One of the most heated discussions of the last twenty years is the issue of the transformation of Islamism in Turkey that has been taking place at various quarters and spheres ranging from economy to politics, to culture and to daily life. Particularly when considering the decade long experience in power of the Islamist cadres, it should become obvious that it is an urgent need for academics and researchers to investigate and critique the transformation and/or crisis that Islamism has had.
Even though notable actors of Turkey’s Islamism have presented their case in the 2000s as a success story of congenial transformation, recent years have also brought forth serious criticisms and misgivings regarding Turkey’s experience. While many accept that concepts such as globalization, liberalization, human rights, democratization, and individualization have clearly affected and intertwined Islamism in Turkey; equally important is the fact that concepts as consumer society, intolerance to the Other, nationalist conservatism, exclusionary communitarianism and populism have appeared to be stumbling blocks of Turkey’s experience. Discussions on Islamism intensified especially in the post 9/11 era, with enormous implications for the global financial crisis and the Middle East after the Arab awakening. Consequently, a similar discussion has also been nurtured and placed at the global agenda of states and peoples. New discussions and dimensions of transformation-debate have necessitated a reevaluation of the traditional terms of debate that have solong informed the academe with unhelpful dichotomies of Islam-Democracy, Islam-Secularism and Islam-International Relations.
The special issue of the Bilgi Journal ‘The Transformation of Islamism’ aims to bring different contributions in order to redefine terms of debate and critique the crises of Islamism with particular emphasis on the issues and themes of ‘power’, ‘multiculturalism’, ‘popular culture’, ‘market economy’ and ‘international relations’. In this context and as such, this volume also seeks to unearth whether new forms of Islamism both in Turkey and the world are in sight.

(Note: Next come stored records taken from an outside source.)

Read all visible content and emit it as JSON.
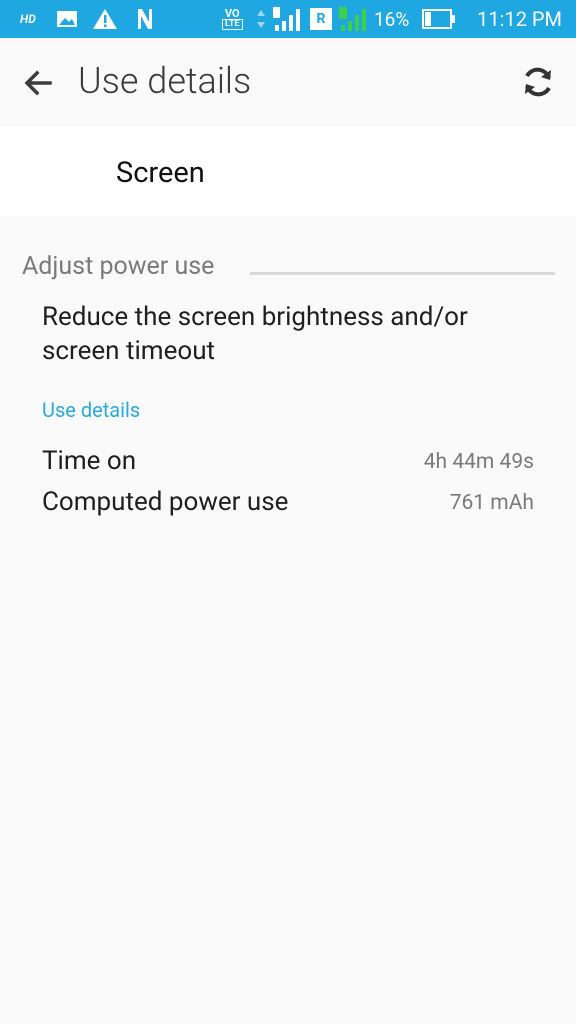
{
  "status_bar": {
    "hd": "HD",
    "volte_top": "VO",
    "volte_bottom": "LTE",
    "roaming": "R",
    "battery_percent": "16%",
    "time": "11:12 PM",
    "bg_color": "#1ea7e1"
  },
  "app_bar": {
    "title": "Use details",
    "back_icon": "arrow-back-icon",
    "refresh_icon": "refresh-icon"
  },
  "header": {
    "app_name": "Screen"
  },
  "section": {
    "title": "Adjust power use",
    "description": "Reduce the screen brightness and/or screen timeout"
  },
  "use_details": {
    "label": "Use details",
    "accent_color": "#29a9dc",
    "rows": [
      {
        "label": "Time on",
        "value": "4h 44m 49s"
      },
      {
        "label": "Computed power use",
        "value": "761 mAh"
      }
    ]
  }
}
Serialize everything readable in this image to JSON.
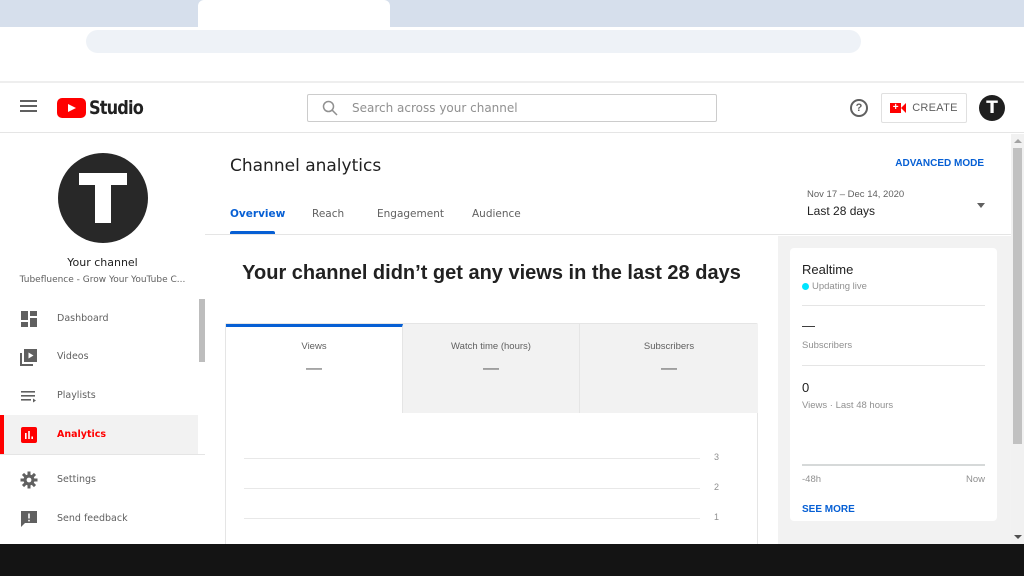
{
  "browser": {
    "search_placeholder": "Search across your channel"
  },
  "header": {
    "logo_text": "Studio",
    "help_symbol": "?",
    "create_label": "CREATE",
    "create_icon_symbol": "+",
    "account_initial": "T"
  },
  "sidebar": {
    "channel_title": "Your channel",
    "channel_name": "Tubefluence - Grow Your YouTube C...",
    "items": [
      {
        "label": "Dashboard",
        "icon": "dashboard-icon",
        "active": false
      },
      {
        "label": "Videos",
        "icon": "videos-icon",
        "active": false
      },
      {
        "label": "Playlists",
        "icon": "playlists-icon",
        "active": false
      },
      {
        "label": "Analytics",
        "icon": "analytics-icon",
        "active": true
      },
      {
        "label": "Settings",
        "icon": "gear-icon",
        "active": false
      },
      {
        "label": "Send feedback",
        "icon": "feedback-icon",
        "active": false
      }
    ]
  },
  "main": {
    "title": "Channel analytics",
    "advanced_mode": "ADVANCED MODE",
    "tabs": [
      {
        "label": "Overview",
        "active": true
      },
      {
        "label": "Reach",
        "active": false
      },
      {
        "label": "Engagement",
        "active": false
      },
      {
        "label": "Audience",
        "active": false
      }
    ],
    "date_range": {
      "dates": "Nov 17 – Dec 14, 2020",
      "period": "Last 28 days"
    },
    "headline": "Your channel didn’t get any views in the last 28 days",
    "metrics": [
      {
        "label": "Views",
        "value": "—",
        "active": true
      },
      {
        "label": "Watch time (hours)",
        "value": "—",
        "active": false
      },
      {
        "label": "Subscribers",
        "value": "—",
        "active": false
      }
    ],
    "chart_y_ticks": [
      "3",
      "2",
      "1"
    ]
  },
  "realtime": {
    "title": "Realtime",
    "status": "Updating live",
    "subscribers_value": "—",
    "subscribers_label": "Subscribers",
    "views_value": "0",
    "views_label": "Views · Last 48 hours",
    "x_start": "-48h",
    "x_end": "Now",
    "see_more": "SEE MORE"
  },
  "colors": {
    "brand_red": "#ff0000",
    "accent_blue": "#065fd4",
    "live_cyan": "#00e5ff"
  }
}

Article manuscripts should not exceed 8.000 words and must comply with the journal format as indicated at the journal’s webpage. The Language of articles must be either English or Turkish.
Deadline for Submission: 1 April 2012